▶ _Instructions for the task_: Type out all the records once more, exactly.

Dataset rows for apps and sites
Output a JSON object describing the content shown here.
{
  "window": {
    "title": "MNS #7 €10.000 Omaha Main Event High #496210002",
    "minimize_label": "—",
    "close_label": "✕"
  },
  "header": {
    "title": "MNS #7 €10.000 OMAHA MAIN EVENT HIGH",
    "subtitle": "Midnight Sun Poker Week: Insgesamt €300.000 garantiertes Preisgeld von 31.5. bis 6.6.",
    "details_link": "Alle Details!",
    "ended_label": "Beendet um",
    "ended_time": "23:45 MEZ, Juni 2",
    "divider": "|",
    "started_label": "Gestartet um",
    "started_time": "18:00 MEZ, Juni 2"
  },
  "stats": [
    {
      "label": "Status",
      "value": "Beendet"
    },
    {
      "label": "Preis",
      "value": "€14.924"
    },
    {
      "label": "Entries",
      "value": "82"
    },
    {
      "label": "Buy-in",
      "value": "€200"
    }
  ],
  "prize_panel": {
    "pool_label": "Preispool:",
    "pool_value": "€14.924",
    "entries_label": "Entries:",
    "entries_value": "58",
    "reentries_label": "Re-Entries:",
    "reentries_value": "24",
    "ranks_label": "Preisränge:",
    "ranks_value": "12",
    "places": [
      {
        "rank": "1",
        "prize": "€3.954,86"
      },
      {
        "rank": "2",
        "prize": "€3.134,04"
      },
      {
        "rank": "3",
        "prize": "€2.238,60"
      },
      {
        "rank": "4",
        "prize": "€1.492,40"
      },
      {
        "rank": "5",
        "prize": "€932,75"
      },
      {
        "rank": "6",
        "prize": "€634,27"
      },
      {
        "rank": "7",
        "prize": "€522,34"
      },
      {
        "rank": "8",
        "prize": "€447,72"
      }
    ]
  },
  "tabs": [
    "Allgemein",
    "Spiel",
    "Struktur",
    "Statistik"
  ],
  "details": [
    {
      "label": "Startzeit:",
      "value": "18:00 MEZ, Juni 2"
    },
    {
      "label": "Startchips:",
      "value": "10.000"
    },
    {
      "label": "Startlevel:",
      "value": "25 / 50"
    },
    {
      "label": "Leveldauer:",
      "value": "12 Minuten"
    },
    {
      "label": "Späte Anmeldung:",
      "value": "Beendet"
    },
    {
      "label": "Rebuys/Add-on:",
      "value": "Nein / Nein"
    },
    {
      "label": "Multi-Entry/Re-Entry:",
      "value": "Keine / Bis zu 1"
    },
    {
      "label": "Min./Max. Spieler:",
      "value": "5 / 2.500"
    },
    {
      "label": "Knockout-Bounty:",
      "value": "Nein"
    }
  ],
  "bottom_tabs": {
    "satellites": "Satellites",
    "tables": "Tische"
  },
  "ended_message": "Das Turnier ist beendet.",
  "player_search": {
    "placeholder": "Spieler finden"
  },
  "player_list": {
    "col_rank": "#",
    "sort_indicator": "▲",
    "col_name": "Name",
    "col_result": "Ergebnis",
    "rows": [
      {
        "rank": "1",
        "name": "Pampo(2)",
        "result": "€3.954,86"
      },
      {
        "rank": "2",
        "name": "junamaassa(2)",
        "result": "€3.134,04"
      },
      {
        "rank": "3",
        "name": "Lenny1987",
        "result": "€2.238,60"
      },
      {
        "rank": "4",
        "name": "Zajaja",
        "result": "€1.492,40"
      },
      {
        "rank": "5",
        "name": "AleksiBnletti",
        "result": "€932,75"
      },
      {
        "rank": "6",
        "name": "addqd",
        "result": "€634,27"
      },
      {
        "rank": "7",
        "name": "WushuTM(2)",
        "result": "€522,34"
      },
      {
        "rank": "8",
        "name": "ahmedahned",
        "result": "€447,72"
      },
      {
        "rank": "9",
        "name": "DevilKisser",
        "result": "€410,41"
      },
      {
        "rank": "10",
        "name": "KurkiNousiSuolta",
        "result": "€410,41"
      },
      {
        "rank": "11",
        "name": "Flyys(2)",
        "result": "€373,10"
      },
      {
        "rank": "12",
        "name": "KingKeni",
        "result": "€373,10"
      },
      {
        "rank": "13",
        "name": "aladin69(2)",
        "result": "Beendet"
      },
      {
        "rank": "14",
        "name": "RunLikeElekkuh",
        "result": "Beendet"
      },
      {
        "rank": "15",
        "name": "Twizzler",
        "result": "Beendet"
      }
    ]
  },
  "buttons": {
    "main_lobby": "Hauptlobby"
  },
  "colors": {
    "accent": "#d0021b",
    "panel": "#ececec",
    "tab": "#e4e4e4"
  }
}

▶ _Result_:
Output a JSON object describing the content shown here.
{
  "window": {
    "title": "MNS #7 €10.000 Omaha Main Event High #496210002",
    "minimize_label": "—",
    "close_label": "✕"
  },
  "header": {
    "title": "MNS #7 €10.000 OMAHA MAIN EVENT HIGH",
    "subtitle": "Midnight Sun Poker Week: Insgesamt €300.000 garantiertes Preisgeld von 31.5. bis 6.6.",
    "details_link": "Alle Details!",
    "ended_label": "Beendet um",
    "ended_time": "23:45 MEZ, Juni 2",
    "divider": "|",
    "started_label": "Gestartet um",
    "started_time": "18:00 MEZ, Juni 2"
  },
  "stats": [
    {
      "label": "Status",
      "value": "Beendet"
    },
    {
      "label": "Preis",
      "value": "€14.924"
    },
    {
      "label": "Entries",
      "value": "82"
    },
    {
      "label": "Buy-in",
      "value": "€200"
    }
  ],
  "prize_panel": {
    "pool_label": "Preispool:",
    "pool_value": "€14.924",
    "entries_label": "Entries:",
    "entries_value": "58",
    "reentries_label": "Re-Entries:",
    "reentries_value": "24",
    "ranks_label": "Preisränge:",
    "ranks_value": "12",
    "places": [
      {
        "rank": "1",
        "prize": "€3.954,86"
      },
      {
        "rank": "2",
        "prize": "€3.134,04"
      },
      {
        "rank": "3",
        "prize": "€2.238,60"
      },
      {
        "rank": "4",
        "prize": "€1.492,40"
      },
      {
        "rank": "5",
        "prize": "€932,75"
      },
      {
        "rank": "6",
        "prize": "€634,27"
      },
      {
        "rank": "7",
        "prize": "€522,34"
      },
      {
        "rank": "8",
        "prize": "€447,72"
      }
    ]
  },
  "tabs": [
    "Allgemein",
    "Spiel",
    "Struktur",
    "Statistik"
  ],
  "details": [
    {
      "label": "Startzeit:",
      "value": "18:00 MEZ, Juni 2"
    },
    {
      "label": "Startchips:",
      "value": "10.000"
    },
    {
      "label": "Startlevel:",
      "value": "25 / 50"
    },
    {
      "label": "Leveldauer:",
      "value": "12 Minuten"
    },
    {
      "label": "Späte Anmeldung:",
      "value": "Beendet"
    },
    {
      "label": "Rebuys/Add-on:",
      "value": "Nein / Nein"
    },
    {
      "label": "Multi-Entry/Re-Entry:",
      "value": "Keine / Bis zu 1"
    },
    {
      "label": "Min./Max. Spieler:",
      "value": "5 / 2.500"
    },
    {
      "label": "Knockout-Bounty:",
      "value": "Nein"
    }
  ],
  "bottom_tabs": {
    "satellites": "Satellites",
    "tables": "Tische"
  },
  "ended_message": "Das Turnier ist beendet.",
  "player_search": {
    "placeholder": "Spieler finden"
  },
  "player_list": {
    "col_rank": "#",
    "sort_indicator": "▲",
    "col_name": "Name",
    "col_result": "Ergebnis",
    "rows": [
      {
        "rank": "1",
        "name": "Pampo(2)",
        "result": "€3.954,86"
      },
      {
        "rank": "2",
        "name": "junamaassa(2)",
        "result": "€3.134,04"
      },
      {
        "rank": "3",
        "name": "Lenny1987",
        "result": "€2.238,60"
      },
      {
        "rank": "4",
        "name": "Zajaja",
        "result": "€1.492,40"
      },
      {
        "rank": "5",
        "name": "AleksiBnletti",
        "result": "€932,75"
      },
      {
        "rank": "6",
        "name": "addqd",
        "result": "€634,27"
      },
      {
        "rank": "7",
        "name": "WushuTM(2)",
        "result": "€522,34"
      },
      {
        "rank": "8",
        "name": "ahmedahned",
        "result": "€447,72"
      },
      {
        "rank": "9",
        "name": "DevilKisser",
        "result": "€410,41"
      },
      {
        "rank": "10",
        "name": "KurkiNousiSuolta",
        "result": "€410,41"
      },
      {
        "rank": "11",
        "name": "Flyys(2)",
        "result": "€373,10"
      },
      {
        "rank": "12",
        "name": "KingKeni",
        "result": "€373,10"
      },
      {
        "rank": "13",
        "name": "aladin69(2)",
        "result": "Beendet"
      },
      {
        "rank": "14",
        "name": "RunLikeElekkuh",
        "result": "Beendet"
      },
      {
        "rank": "15",
        "name": "Twizzler",
        "result": "Beendet"
      }
    ]
  },
  "buttons": {
    "main_lobby": "Hauptlobby"
  },
  "colors": {
    "accent": "#d0021b",
    "panel": "#ececec",
    "tab": "#e4e4e4"
  }
}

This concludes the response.